From the cockpit, the Triumph appears to have been heavily influenced by the outgoing model. The twin dial instruments are scarily close in design to the older model BMW as is the headlight cluster and general styling, minus the sticky out cylinders, of course.

The Triumph does have better performance and a healthy dose of character, but the penalty for the soulful three cylinder engine is extra weight. Modern Triumphs are renowned for their great handling and on the go it carves sweetly through the corners.

That said, at lower speeds the Trophy feels very top heavy, particularly when fully fuelled, and the throttle connection, although improved over the early versions of the 1200 triple, still feels a bit too vague and light for my liking. The upshot was that the Trophy is a bike that I really didn’t enjoy manoeuvring at low speeds. Taller riders than me (almost everyone else) may be less bothered, but the BMW proves that it needn’t be like that – albeit by using a totally different engine configuration.
BMW's RT may be a tad clinical, but it just does everything so well.
By contrast, the BMW just does everything so well.
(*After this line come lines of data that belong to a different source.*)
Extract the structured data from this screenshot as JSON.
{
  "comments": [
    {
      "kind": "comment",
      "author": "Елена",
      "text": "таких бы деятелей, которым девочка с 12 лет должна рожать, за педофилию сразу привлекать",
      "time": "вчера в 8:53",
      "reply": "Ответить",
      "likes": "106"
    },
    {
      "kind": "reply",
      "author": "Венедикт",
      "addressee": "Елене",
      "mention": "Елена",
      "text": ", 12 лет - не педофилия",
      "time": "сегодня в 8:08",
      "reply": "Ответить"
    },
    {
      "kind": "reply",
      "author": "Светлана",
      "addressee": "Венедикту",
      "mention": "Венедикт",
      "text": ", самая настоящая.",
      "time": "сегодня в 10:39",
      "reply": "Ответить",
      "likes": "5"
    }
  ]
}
Being critical, it’s something of an appliance, a bit bland, but for a touring bike, designed to cover hundreds of miles a day, it’s pretty much on the money. At 275kg fully fuelled, the RT is a full 26kg lighter than the Hinckley bike, while the low boxer cylinders mean that it feels even more agile on the move.

One reason for all that weight is that both bikes have all the gadgets, which also makes for a rather complicated switchgear. The BMW is pretty complex and not super easy to use but the Trophy… well the Trophy sits somewhere between a 747 and the space shuttle in complexity!

Ok, so I exaggerate, but the radio controls on the Triumph in particular are truly bewildering and the rest of it is not particularly intuitive. The Triumph makes nine horsepower more than the German (134bhp to 125bhp) but in every other area it almost-but-doesn’t-quite match its main rival.

The new RT hasn’t truly moved things on to another level, but it is an improvement on its predecessor in every which way. It feels so light and agile, that it belies its bulky looks. Good as the Triumph is, it just ain’t an RT.

The other area where the Triumph does win is on value. Having quickly dropped the base model, the Trophy only comes in £14,399 SE form. BMW will do you an RT for £13,200 on the road, however that won’t have most of the Trophy’s bells and whistles and most are likely to come specced with the a good few grand’s worth of options.

Add in the Premium, Dynamic and Comfort packages (giving you all factory fit options) and you’ve spent another £2,500, while sound system (standard on the Trophy) is yet another grand.

That price difference may draw a few buyers into the Triumph camp, although these are not typically models aimed those looking for a cheap set of wheels. Both brands have their fair share of diehard fans, who’ll base their purchase based solely on the badge on the tank.

Both sets of fans have plenty to cheer about. For years Triumph enthusiasts had been asking for a ‘shaft drive Trophy’. Now it’s here, they won’t be disappointed. It’s a fine enough bike.

But for the rest of us, there’s always the BMW. It’s just that bit better.

Latest Features
  • Zagato
    Andrea Zagato on the MV Agusta F4Z
  • Start of the DGR ride to Coventry from Triumph
    Well dressed motorcyclists raise over £2.5m in global charity ride
  • Triumph Bonneville
    Bonneville at Bonneville
  • Lorenzo and Rossi
    "MotoGP is becoming like boxing," says top sports psychologist